- [Problem to solve] Scan the listing below. Return every line containing the string "Learning".

- [Data shown]
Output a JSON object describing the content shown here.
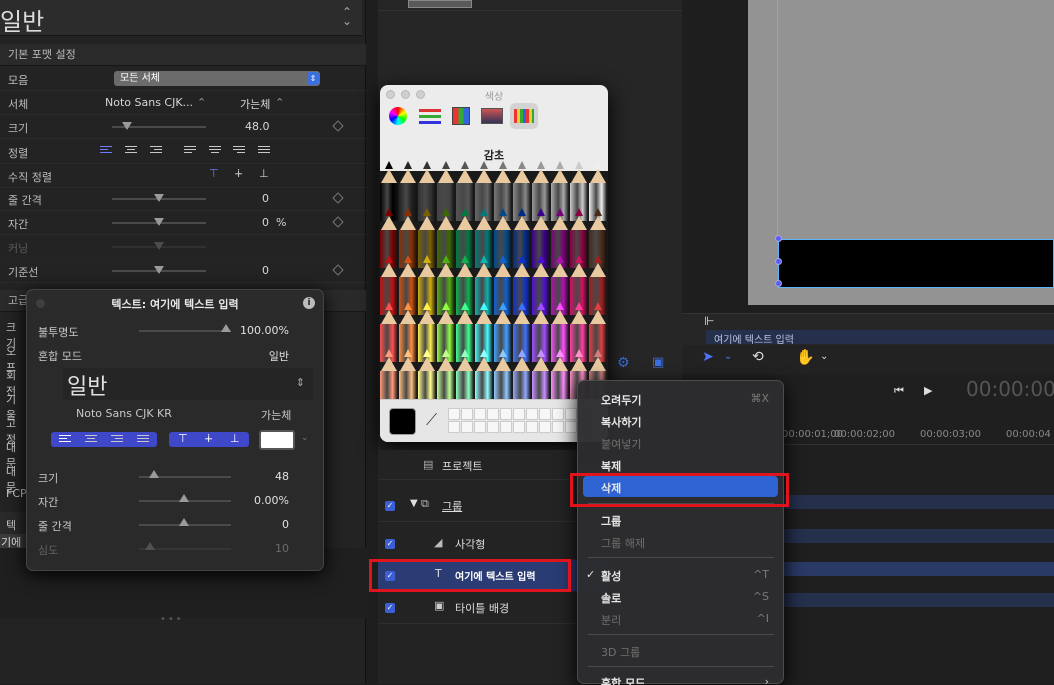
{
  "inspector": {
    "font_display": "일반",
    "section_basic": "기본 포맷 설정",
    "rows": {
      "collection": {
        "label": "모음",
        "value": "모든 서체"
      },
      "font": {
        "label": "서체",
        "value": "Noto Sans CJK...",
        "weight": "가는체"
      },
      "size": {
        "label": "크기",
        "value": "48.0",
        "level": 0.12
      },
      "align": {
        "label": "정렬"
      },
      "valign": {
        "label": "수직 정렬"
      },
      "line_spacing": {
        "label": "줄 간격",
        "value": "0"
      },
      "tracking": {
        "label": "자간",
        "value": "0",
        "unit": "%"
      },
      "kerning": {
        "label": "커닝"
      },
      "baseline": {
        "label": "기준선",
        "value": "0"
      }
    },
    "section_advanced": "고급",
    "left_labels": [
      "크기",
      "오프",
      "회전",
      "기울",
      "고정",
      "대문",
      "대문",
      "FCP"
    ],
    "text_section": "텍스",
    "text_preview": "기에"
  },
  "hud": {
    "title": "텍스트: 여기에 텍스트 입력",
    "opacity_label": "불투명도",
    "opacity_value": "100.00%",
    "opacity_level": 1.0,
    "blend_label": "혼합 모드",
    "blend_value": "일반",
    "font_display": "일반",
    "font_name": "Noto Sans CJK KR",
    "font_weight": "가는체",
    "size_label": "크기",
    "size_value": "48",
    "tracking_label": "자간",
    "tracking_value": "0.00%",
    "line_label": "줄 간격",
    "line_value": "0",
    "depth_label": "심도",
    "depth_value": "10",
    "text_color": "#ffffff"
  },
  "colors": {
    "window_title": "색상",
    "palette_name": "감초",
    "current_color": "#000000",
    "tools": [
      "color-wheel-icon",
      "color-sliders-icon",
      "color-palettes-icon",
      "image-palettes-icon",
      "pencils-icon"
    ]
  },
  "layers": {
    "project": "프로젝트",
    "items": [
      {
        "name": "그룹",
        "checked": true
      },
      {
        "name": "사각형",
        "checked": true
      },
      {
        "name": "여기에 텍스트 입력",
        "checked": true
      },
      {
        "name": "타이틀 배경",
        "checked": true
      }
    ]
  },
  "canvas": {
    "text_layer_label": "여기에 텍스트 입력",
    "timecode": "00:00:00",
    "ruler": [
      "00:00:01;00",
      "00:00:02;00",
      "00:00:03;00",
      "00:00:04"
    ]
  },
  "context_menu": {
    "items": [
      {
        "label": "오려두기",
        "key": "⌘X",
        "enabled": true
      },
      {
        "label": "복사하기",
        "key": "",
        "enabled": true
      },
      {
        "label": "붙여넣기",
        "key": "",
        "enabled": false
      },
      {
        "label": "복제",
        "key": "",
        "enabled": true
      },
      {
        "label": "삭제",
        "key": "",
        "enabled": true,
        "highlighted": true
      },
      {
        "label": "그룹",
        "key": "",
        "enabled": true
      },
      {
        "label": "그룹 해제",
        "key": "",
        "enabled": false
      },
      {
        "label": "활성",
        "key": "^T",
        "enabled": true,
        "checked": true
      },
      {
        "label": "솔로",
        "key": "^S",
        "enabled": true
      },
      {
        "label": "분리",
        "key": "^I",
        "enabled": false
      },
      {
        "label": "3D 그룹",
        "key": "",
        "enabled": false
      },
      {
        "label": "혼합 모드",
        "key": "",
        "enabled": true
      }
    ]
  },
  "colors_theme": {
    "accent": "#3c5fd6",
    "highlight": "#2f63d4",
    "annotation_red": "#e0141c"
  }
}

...

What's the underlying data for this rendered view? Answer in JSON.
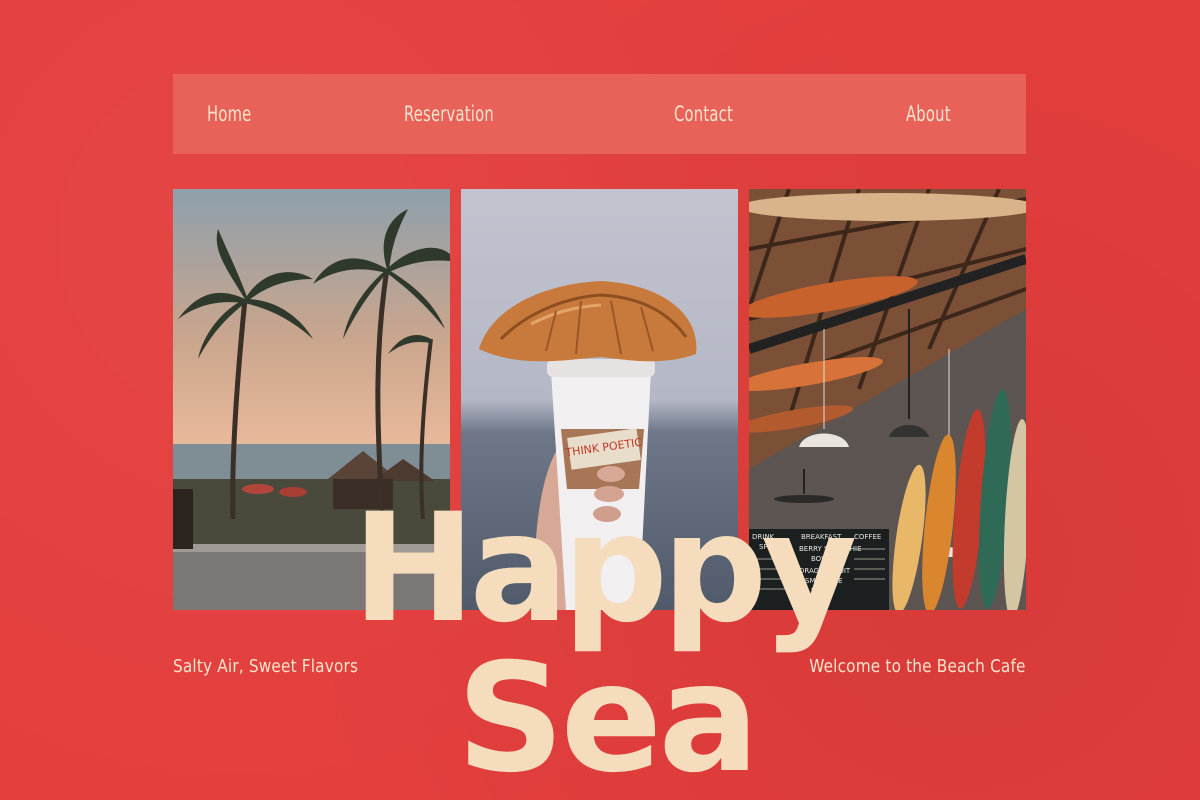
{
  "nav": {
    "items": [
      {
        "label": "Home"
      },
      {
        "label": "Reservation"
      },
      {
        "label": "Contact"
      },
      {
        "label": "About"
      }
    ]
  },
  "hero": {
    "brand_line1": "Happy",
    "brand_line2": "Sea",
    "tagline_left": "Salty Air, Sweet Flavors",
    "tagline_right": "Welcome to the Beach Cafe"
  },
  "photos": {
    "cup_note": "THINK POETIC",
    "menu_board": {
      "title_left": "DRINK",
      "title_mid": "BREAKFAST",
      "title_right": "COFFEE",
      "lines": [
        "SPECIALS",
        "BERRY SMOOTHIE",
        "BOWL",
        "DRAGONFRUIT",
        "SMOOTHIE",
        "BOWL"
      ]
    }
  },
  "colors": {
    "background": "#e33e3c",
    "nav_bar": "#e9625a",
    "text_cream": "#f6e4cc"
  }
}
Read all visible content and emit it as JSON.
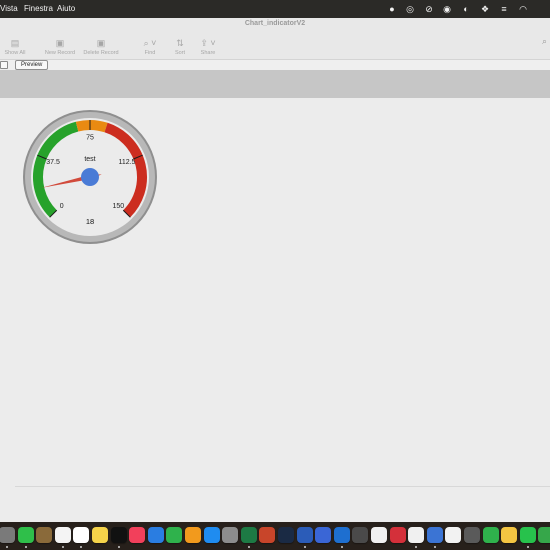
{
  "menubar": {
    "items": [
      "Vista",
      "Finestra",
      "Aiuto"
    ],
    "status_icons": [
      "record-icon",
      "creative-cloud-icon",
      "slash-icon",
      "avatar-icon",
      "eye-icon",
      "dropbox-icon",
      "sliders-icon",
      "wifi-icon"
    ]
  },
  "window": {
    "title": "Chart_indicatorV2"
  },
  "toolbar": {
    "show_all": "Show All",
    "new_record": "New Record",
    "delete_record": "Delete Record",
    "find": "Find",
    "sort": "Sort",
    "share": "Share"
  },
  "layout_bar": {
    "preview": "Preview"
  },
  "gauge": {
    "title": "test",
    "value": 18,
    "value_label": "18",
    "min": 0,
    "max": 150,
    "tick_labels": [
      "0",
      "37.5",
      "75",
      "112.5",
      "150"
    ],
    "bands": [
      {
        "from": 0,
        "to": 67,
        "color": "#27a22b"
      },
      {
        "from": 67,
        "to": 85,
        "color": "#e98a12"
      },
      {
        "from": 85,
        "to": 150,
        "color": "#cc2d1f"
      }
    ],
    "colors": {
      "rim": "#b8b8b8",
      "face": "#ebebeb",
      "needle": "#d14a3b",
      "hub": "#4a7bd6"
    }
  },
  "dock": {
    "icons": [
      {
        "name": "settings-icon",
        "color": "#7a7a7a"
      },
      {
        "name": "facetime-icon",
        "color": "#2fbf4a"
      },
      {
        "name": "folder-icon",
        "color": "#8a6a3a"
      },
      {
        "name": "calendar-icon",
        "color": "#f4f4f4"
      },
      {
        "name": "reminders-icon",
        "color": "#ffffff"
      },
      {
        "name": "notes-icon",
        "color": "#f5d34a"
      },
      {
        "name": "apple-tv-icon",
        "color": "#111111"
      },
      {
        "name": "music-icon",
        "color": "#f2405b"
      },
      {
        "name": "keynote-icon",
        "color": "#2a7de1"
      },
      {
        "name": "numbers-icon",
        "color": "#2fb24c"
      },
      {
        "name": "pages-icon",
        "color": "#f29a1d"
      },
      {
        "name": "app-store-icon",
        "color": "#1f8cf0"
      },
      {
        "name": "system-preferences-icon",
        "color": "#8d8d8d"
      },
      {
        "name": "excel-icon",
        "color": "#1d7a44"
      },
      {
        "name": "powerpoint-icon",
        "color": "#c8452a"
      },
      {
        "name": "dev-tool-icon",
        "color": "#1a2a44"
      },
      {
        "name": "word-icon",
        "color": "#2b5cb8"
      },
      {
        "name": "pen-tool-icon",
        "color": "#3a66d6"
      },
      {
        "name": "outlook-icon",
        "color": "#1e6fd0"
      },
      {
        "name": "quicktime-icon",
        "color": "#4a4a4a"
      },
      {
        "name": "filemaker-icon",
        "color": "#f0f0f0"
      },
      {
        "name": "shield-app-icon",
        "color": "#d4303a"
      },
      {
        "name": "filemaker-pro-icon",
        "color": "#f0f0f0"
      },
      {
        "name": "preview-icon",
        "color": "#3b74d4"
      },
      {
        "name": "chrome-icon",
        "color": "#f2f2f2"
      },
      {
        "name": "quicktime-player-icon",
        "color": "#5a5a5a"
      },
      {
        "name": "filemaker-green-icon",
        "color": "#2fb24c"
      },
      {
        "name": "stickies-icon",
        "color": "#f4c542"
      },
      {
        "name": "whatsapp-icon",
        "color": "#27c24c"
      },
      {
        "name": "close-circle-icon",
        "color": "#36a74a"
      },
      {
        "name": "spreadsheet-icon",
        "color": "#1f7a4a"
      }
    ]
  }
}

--

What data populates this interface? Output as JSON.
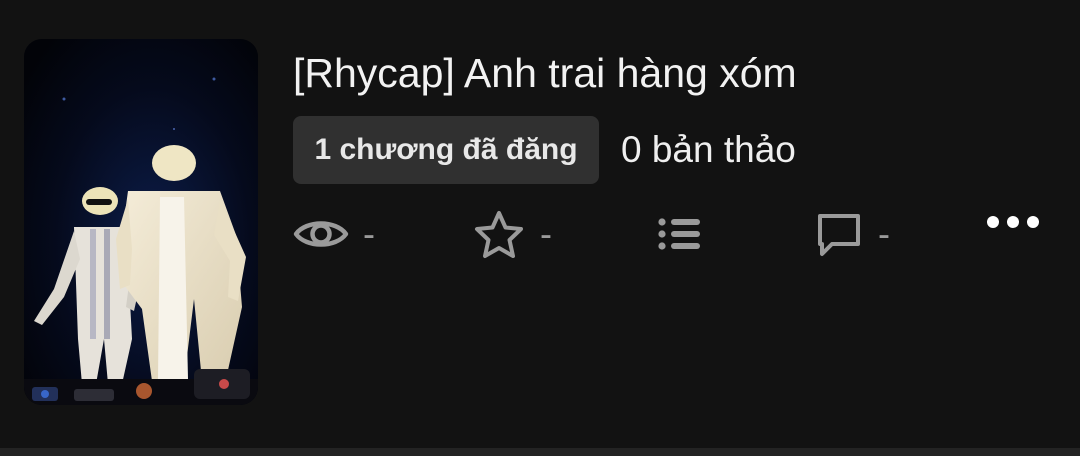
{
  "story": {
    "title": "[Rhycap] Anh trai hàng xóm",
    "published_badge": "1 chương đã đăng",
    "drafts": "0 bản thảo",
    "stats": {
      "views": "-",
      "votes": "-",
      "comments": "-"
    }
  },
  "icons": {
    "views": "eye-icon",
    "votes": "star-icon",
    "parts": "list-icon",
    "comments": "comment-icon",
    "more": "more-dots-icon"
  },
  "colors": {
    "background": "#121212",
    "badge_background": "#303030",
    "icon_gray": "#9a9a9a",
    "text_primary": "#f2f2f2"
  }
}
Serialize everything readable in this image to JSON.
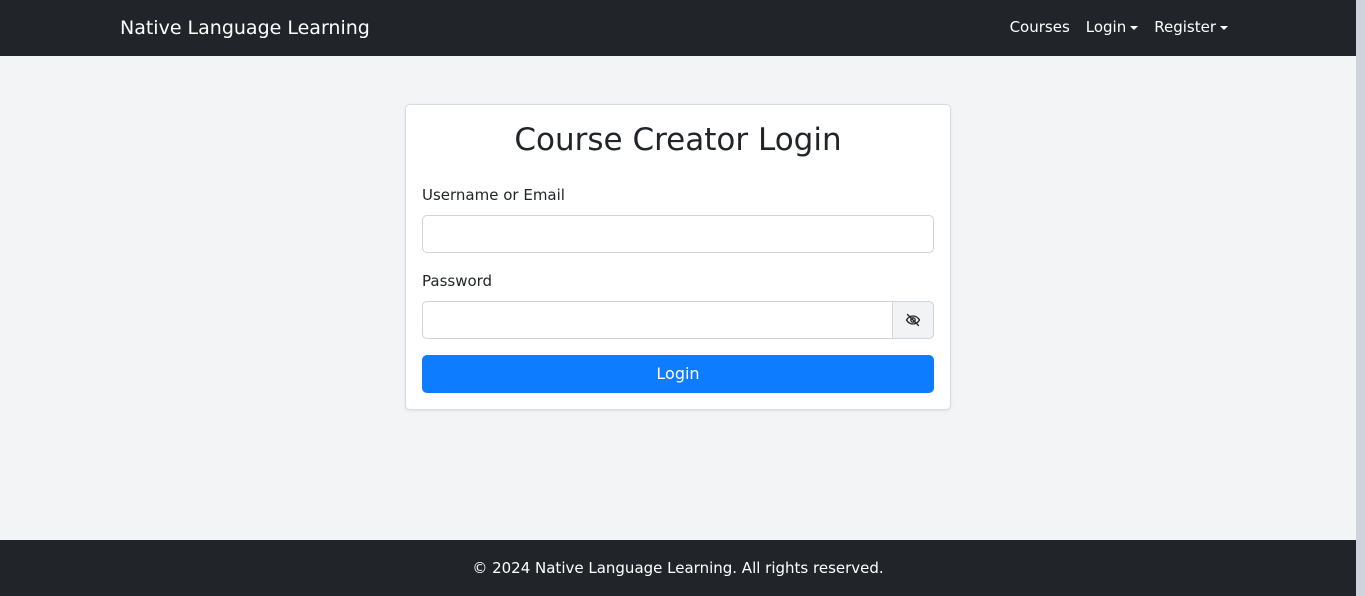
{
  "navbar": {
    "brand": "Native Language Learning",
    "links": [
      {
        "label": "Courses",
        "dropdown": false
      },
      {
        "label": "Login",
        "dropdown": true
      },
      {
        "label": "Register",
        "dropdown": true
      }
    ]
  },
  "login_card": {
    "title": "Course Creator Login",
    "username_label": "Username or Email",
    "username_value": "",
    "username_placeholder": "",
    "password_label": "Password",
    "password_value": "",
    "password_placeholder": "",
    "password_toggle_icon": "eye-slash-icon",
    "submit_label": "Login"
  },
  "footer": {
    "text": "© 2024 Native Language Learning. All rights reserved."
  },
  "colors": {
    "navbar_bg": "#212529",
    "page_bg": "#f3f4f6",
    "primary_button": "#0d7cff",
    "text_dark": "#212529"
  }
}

- [Solution to the exercise]
    "brand": "Native Language Learning",
    "text": "© 2024 Native Language Learning. All rights reserved."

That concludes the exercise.